Antenna designers are always looking to come up with new ideas to push the envelope for antennas, using a smaller volume while striving for every higher bandwidth and antenna gain. One proposed method of increasing bandwidth (or shrinking antenna size) is via the use of fractal geometry, which gives rise to fractal antennas.
Fractals are those fun shapes that if you zoom in or zoom out, the structure is always the same. They have wild properties, like having a finite area but infinite perimeter. They are often constructed via some sort of iterative mathematical rule, that generates a fractal from a simple object step by step. In the last section of this page, we will do that in designing a fractal antenna.
Examples of fractal geometry are shown in Figures 1 and 2:
Figure 1. A snail like fractal geometry.
Figure 2. Triangle Fractal Geometry.
Figure 2. Triangle Fractal Geometry.
Since fractals show up in the real world of nature (snail shells, leaves on a tree, pine cones), why not see if they perform well as antennas? It turns out that if you make antennas with fractal shapes, they will radiate, and often have multiband properties. Exmaples of these antennas are below:
Figure 3. Triangle Fractal Geometry. Upper Left: Patch Antenna Fractal. Lower Left: Monopole Fractal. Lower Right: Bowtie Monopole Fractal Antenna .
Analysis of Fractal Antennas
The argument on why you might want to use a fractal geometry essentially is "if you have a very complex shape, you will allow for many electric current modes (i.e. distinct current distributions) to exist, all of which can give rise to radiation. As a result, a complex fractal antenna should have very wide bandwidth, and because the lengths of the traces are very long the antenna will be smaller than otherwise need to be".
This is a valid argument, and some people love fractal antennas. It certainly sounds intelligent. Having never encountered a situation where a fractal antenna has been used, I decided to build up a triangle fractal antenna and test it, as I evolve it from a simple bowtie antenna through iterations to become a fractal. Let's see what happens. The length is approximately 7 inches (18cm) and the width is about 3.5 inches (9cm).
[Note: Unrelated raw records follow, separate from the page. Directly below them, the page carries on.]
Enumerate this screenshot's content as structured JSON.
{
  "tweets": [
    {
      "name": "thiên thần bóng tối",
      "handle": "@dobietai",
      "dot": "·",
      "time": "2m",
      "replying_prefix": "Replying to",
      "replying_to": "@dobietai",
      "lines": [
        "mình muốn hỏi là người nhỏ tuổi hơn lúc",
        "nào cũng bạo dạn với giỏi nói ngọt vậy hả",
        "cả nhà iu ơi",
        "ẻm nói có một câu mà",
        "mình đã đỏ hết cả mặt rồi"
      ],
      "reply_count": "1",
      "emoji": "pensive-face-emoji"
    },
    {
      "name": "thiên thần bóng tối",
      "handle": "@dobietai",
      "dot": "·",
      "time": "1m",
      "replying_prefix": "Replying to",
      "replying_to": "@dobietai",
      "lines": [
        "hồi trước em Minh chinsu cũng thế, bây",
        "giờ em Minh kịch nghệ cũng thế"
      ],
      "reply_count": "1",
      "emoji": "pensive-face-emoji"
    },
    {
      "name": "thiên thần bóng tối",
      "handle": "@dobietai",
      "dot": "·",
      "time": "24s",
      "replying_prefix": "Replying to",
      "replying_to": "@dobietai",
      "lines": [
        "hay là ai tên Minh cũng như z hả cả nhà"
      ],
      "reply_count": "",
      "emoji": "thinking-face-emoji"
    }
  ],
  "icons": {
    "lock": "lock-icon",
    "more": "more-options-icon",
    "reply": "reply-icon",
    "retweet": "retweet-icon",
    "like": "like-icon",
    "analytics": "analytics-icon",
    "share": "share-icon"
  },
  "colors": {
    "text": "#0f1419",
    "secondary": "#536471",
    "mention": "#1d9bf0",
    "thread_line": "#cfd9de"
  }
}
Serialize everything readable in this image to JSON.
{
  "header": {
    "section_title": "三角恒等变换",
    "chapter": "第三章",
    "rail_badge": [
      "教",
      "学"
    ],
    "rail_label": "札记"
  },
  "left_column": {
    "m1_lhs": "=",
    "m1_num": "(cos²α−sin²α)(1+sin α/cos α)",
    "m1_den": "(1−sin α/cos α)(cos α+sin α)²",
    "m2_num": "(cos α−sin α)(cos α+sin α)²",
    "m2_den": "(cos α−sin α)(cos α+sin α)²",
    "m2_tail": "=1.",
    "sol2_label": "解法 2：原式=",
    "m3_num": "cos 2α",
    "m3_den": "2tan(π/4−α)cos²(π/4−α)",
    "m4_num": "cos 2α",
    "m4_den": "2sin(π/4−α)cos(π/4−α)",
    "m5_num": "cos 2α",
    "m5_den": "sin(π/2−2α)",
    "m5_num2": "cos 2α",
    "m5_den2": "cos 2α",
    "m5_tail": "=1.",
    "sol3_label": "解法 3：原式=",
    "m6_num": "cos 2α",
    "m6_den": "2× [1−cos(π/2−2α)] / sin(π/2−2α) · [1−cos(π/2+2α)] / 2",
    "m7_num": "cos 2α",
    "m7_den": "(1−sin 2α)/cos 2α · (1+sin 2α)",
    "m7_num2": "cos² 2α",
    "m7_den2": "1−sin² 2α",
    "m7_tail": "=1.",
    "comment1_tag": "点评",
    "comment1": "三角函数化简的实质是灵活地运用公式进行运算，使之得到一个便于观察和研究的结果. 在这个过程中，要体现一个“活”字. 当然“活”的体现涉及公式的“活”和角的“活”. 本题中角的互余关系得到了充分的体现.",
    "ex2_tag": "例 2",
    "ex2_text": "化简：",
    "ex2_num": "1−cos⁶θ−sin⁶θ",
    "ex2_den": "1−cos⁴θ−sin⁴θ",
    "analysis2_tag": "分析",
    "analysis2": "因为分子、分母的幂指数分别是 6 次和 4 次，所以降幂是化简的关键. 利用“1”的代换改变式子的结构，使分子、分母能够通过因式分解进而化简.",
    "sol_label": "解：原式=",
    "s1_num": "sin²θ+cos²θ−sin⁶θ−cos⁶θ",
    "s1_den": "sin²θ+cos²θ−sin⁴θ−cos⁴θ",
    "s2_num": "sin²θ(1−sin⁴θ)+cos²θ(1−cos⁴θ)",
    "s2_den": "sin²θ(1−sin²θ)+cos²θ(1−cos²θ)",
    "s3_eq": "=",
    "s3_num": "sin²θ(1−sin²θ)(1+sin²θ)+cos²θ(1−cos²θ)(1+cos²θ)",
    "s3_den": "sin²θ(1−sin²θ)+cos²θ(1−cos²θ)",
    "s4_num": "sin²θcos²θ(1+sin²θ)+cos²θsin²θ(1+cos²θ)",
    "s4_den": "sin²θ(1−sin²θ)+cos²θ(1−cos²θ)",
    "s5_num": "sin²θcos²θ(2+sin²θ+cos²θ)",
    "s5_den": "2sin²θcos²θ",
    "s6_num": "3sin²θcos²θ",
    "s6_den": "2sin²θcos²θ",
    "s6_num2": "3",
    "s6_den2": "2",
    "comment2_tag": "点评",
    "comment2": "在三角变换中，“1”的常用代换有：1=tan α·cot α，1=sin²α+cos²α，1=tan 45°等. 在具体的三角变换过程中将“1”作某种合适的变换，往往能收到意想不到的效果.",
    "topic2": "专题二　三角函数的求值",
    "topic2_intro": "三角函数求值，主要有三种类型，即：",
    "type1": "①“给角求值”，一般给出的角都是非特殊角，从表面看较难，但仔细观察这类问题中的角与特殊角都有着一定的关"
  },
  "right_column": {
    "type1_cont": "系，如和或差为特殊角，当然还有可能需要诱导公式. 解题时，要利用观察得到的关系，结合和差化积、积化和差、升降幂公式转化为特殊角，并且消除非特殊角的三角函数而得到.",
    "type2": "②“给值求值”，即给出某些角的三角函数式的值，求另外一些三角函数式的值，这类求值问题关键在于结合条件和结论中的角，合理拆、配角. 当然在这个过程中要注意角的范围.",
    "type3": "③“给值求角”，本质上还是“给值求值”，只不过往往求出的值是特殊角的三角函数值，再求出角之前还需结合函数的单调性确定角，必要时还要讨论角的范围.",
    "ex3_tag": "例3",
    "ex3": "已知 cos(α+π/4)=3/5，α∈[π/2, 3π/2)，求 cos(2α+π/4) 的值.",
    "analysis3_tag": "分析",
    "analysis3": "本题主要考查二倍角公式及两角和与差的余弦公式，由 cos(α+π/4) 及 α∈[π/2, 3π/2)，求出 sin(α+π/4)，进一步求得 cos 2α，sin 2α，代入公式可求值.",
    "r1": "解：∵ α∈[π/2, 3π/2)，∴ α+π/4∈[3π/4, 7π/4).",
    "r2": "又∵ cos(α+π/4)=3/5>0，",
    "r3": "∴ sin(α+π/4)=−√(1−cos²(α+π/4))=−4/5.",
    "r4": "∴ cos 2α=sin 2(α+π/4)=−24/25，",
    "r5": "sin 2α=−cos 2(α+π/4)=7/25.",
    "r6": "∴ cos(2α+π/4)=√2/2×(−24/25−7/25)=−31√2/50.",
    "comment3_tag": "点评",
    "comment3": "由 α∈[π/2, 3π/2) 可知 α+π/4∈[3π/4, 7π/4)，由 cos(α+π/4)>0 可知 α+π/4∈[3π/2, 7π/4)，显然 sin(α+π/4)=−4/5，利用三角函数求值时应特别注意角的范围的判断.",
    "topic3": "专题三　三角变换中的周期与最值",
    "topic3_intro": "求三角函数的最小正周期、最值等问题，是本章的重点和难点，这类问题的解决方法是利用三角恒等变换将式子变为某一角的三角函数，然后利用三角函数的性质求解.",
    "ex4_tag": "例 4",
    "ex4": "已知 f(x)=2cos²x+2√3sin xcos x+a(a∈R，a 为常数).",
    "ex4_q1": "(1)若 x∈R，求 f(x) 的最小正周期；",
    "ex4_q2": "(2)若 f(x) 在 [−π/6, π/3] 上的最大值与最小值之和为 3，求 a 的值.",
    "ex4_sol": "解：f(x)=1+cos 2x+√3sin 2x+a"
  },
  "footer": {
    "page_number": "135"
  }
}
I start with a simple bow-tie antenna as shown in Figure 4:
Figure 4. A bowtie antenna - this is our baseline antenna for comparison.
I will then use an iteration approach, each time making the triangle antenna approach the geometry of the fractal in Figure 2. The first step is to remove a couple triangles, such that we have 3 idential triangles on each side of the antenna:
Figure 5. Iteration 1 of the evolution from bowtie to fractal antenna.
We then repeat that same process on each triangle - this is the iteration method that will give rise to the fractal. Iteration 2 makes for 18 total triangles that make up the antenna:
Figure 6. Iteration 2 of the evolution from bowtie to fractal antenna.
Finally, for fun we'll add antoher iteration, ending up with 54 total triangles, and an ever more complicated structure approaching a fractal:
Figure 7. Iteration 3 of the evolution from bowtie to fractal antenna.
Figure 8. VSWR for the Bowtie and Iterations 1-3 of the fractal Antenna.
Figure 8 shows that the baseline case and the antennas of Figures 5-7 (iterations 1,2,3) are not significantly different. There are some frequency regions where the fractals are better (such as around 4 GHz), and some places where the baseline case is better (about 5 GHz). From Figure 8, the conclusion is that there is no fundamental benefit to performing the fractal iteration over a bowtie antenna from a VSWR (mismatch loss) perspective.
Next, we look at the antenna efficiency. This is shown in Figure 9:
Figure 9. Antenna Efficiency for the Bowtie and Iterations 1-3 of the fractal Antenna.
Figure 9 is very interesting. At the low frequencies (700MHz-1.5 GHz), the baseline case performs better than the fractals. In fact - as each iteration occurs on the bowtie geometry, the low frequency antenna efficiency gets worse. This is very interesting. One of the reasons fractal antennas are touted as valuable is that they are able to shrink the size of the antenna - if this were the case, the lowband efficiencies should get better with each iteration.
There are some regions where fractals appear to have better performance - 2 GHz and 3.5 GHz (for instance) - but it is not significantly better. In fact, there are wide bandwidths where performing the iteration to make the fractal actually degrades the antenna efficiency. Hence, this data shows that implementing a triangle fractal (of Figure 2) as an antenna adds little to no value, and can often degrade performance.
This is very interesting. It implies that a lot of the talk around fractal antennas is in fact hype. If you have a volume available to you for antenna design, it is best to use a large conducting area (as in Figure 5 - no cut outs or meandering). It is not advantageous to increase manufacturing and design complexity by creating fractals. This may explain why fractals are not widely used.
There is some talk of fractals used in defense applications. I honestly am not sure if this is because the defense industry is significantly less (or more) intelligent than other industries (due to government ownership), or if there exists some advantages to some types of fractal antennas. But it just goes to show - test things out and see for yourself!
I hope you've enjoyed this article and learned a thing or two about fractal antennas. Tell your friends!